As the Indian political class failed to match up to the aspirations of a rapidly changing India, the vacuum was filled by Narendra Modi. One of the most talented politicians in India, Modi’s rise has been nothing short of extraordinary.
He was consistently snubbed by the Indian media and liberal intelligentsia. Even as he was single-mindedly focused on making Gujarat a BJP bastion, his critics only talked of communal riots in Gujarat in 2002. Modi has been termed a rabid Hindu nationalist, a Muslim hater, and even a fascist.
It is safe to say that no Indian politician has attracted as much animus as Modi has in recent years. But this only made him stronger. He continued to win election after election in Gujarat and cases filed against him in the courts also collapsed. From the state of Gujarat to the center stage of Indian politics, Modi swift rise is befuddling for his critics who always questioned his ability.
In an unprecedented move in Indian polity, the party cadres of the BJP forced party president Rajnath Singh’s hand.

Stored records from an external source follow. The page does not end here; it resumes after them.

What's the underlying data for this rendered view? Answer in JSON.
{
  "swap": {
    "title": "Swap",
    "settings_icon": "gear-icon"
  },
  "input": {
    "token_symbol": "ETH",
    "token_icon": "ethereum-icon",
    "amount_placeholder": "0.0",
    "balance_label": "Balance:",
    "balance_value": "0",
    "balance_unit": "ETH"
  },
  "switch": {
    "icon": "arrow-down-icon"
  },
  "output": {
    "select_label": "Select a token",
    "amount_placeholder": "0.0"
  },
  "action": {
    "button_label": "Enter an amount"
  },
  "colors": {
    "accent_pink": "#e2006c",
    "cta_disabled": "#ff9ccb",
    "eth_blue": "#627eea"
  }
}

He had to declare Modi BJP’s prime ministerial candidate in September 2013.This was a move fraught with risks as the old guard in the BJP were opposed to the move and there was a danger that the National Democratic Alliance led by the BJP might collapse.
In the end, despite some discontent in the old guard and a major ally leaving the alliance, the decision to anoint Modi as the party’s prime ministerial candidate turned out to be a masterstroke as it changed the character of India’s electoral campaign, perhaps forever.

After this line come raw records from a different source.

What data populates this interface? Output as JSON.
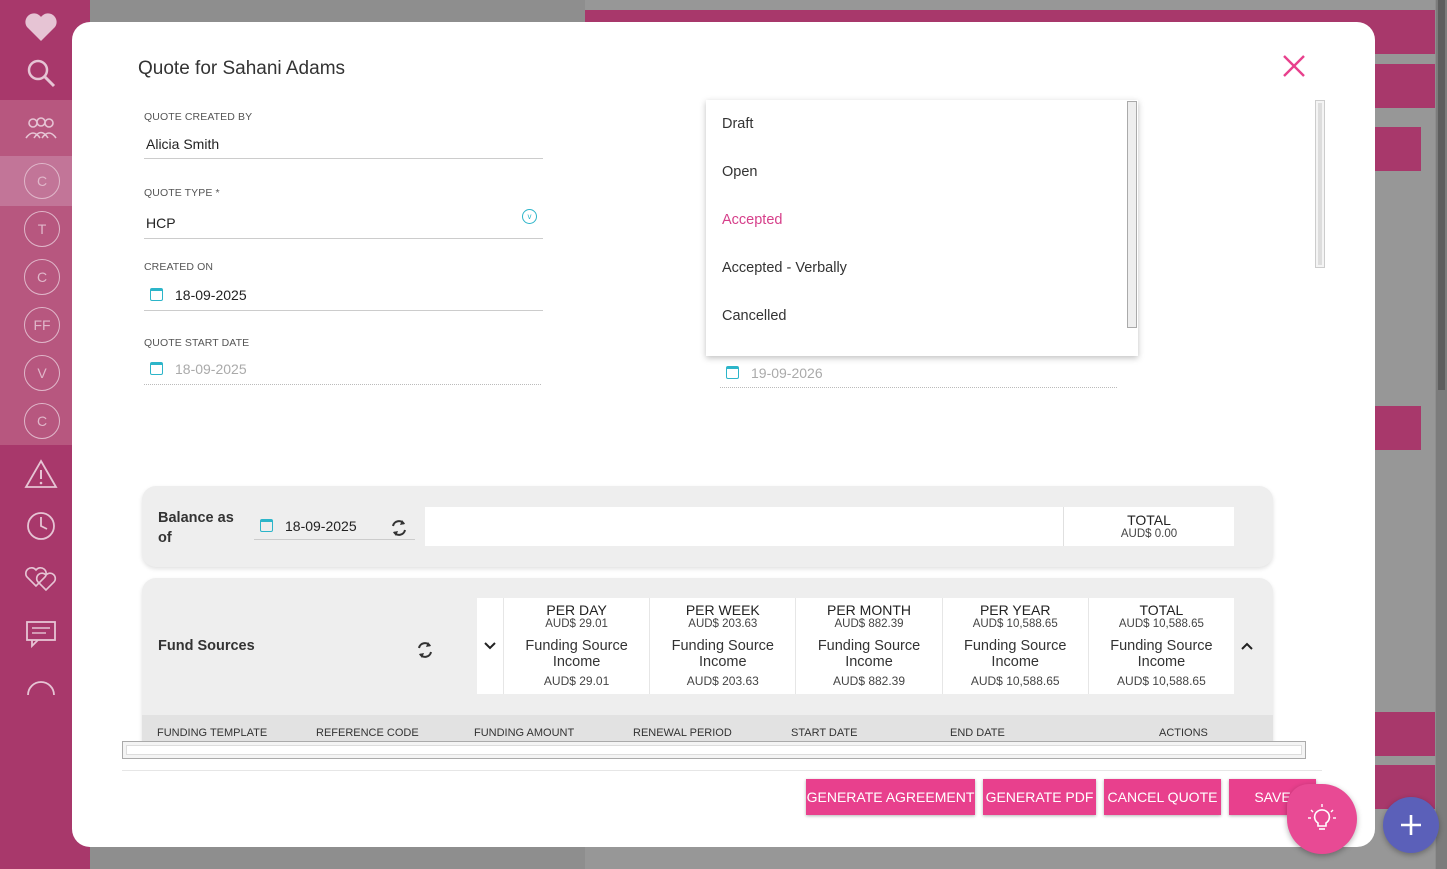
{
  "app": {
    "sidebar": {
      "initials": [
        "C",
        "T",
        "C",
        "FF",
        "V",
        "C"
      ]
    },
    "colors": {
      "brand": "#e8408d",
      "accent": "#2cb5c9",
      "selected_option": "#d63f8a",
      "fab_plus": "#5b60b9"
    }
  },
  "modal": {
    "title": "Quote for Sahani Adams",
    "fields": {
      "created_by": {
        "label": "QUOTE CREATED BY",
        "value": "Alicia Smith"
      },
      "quote_type": {
        "label": "QUOTE TYPE *",
        "value": "HCP"
      },
      "created_on": {
        "label": "CREATED ON",
        "value": "18-09-2025"
      },
      "start_date": {
        "label": "QUOTE START DATE",
        "value": "18-09-2025"
      },
      "end_date": {
        "value": "19-09-2026"
      }
    },
    "status_dropdown": {
      "options": [
        "Draft",
        "Open",
        "Accepted",
        "Accepted - Verbally",
        "Cancelled"
      ],
      "selected": "Accepted"
    },
    "balance": {
      "label": "Balance as of",
      "date": "18-09-2025",
      "total_label": "TOTAL",
      "total_value": "AUD$ 0.00"
    },
    "fund_sources": {
      "title": "Fund Sources",
      "columns": [
        {
          "header": "PER DAY",
          "value": "AUD$ 29.01",
          "source": "Funding Source Income",
          "source_value": "AUD$ 29.01"
        },
        {
          "header": "PER WEEK",
          "value": "AUD$ 203.63",
          "source": "Funding Source Income",
          "source_value": "AUD$ 203.63"
        },
        {
          "header": "PER MONTH",
          "value": "AUD$ 882.39",
          "source": "Funding Source Income",
          "source_value": "AUD$ 882.39"
        },
        {
          "header": "PER YEAR",
          "value": "AUD$ 10,588.65",
          "source": "Funding Source Income",
          "source_value": "AUD$ 10,588.65"
        },
        {
          "header": "TOTAL",
          "value": "AUD$ 10,588.65",
          "source": "Funding Source Income",
          "source_value": "AUD$ 10,588.65"
        }
      ],
      "table_headers": [
        "FUNDING TEMPLATE",
        "REFERENCE CODE",
        "FUNDING AMOUNT",
        "RENEWAL PERIOD",
        "START DATE",
        "END DATE",
        "ACTIONS"
      ]
    },
    "buttons": {
      "generate_agreement": "GENERATE AGREEMENT",
      "generate_pdf": "GENERATE PDF",
      "cancel_quote": "CANCEL QUOTE",
      "save": "SAVE"
    }
  }
}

The Congress party refused to follow suit by naming Rahul Gandhi as its prime ministerial candidate for fear that if it lost, Rahul would not be able to maintain his hold on the party.
Where a focused Modi led a decisive campaign, Congress found itself in disarray. Rahul neither has the political sense nor the leadership ability of his main rival. Ironically, for Congress, which had conjured up the image of Rahul Gandhi as the nation’s youth icon, it is Modi who ended up attracting most of the votes from India’s young.

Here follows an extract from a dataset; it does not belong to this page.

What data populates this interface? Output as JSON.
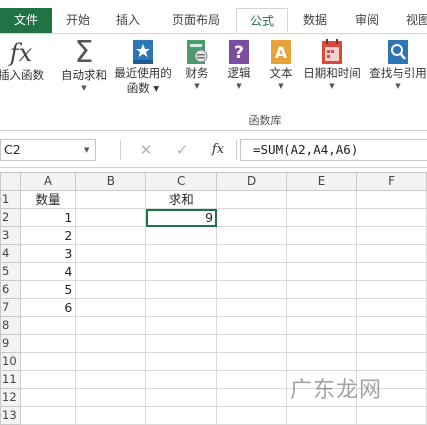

India’s youth, increasingly aspirational, find the idea of a dynastic endowment anachronistic while the story of a backward caste, tea-seller working his way to the highest office in the land seems inspirational. It resonates with that very basic democratic ideal that every Indian can aspire for the office of the prime minister, whereas in the Congress party, that privilege remains reserved for the Nehru-Gandhi family or their chosen ones.
Modi’s rise has shaken the foundations of the Indian polity. He has broken old norms, challenging the Gandhis openly, talking about them disparagingly, embellishing his record, sidelining the old guard within his own party, reaching out directly to the people, and making a strong pitch for national leadership without inhibitions.
He wanted to be India’s next prime minister, he told his countrymen and women, and he was not ashamed to ask for their support. His ambition is his greatest asset in an increasingly ambitious India. The Indian electorate, instead of looking down at him, rewarded him with a handsome mandate.
Modi is a product of contemporary India where identity politics, while important, is no longer the be all and end all of politics. An absence of leadership for the last decade is leading to a craving for decisive leadership. Modi fills that vacuum. Modi has many flaws, much like other leaders. But politics is not a contest among ideal types.
For liberals, spooked by Modi’s rise, it has been hard to make a case that at this juncture in India, electing a moribund, decadent and ideationally bankrupt Congress or a divided, rag-tag Third Front was a better alternative than electing Modi. By shaking its foundations to the core, Modi has transformed politics.
Now he will have to deliver, for the new aspirational India is also a very impatient India. Modi will have to prove his mettle, but his legacy is already a significant one.
Harsh V. Pant teaches defense studies at King’s College London.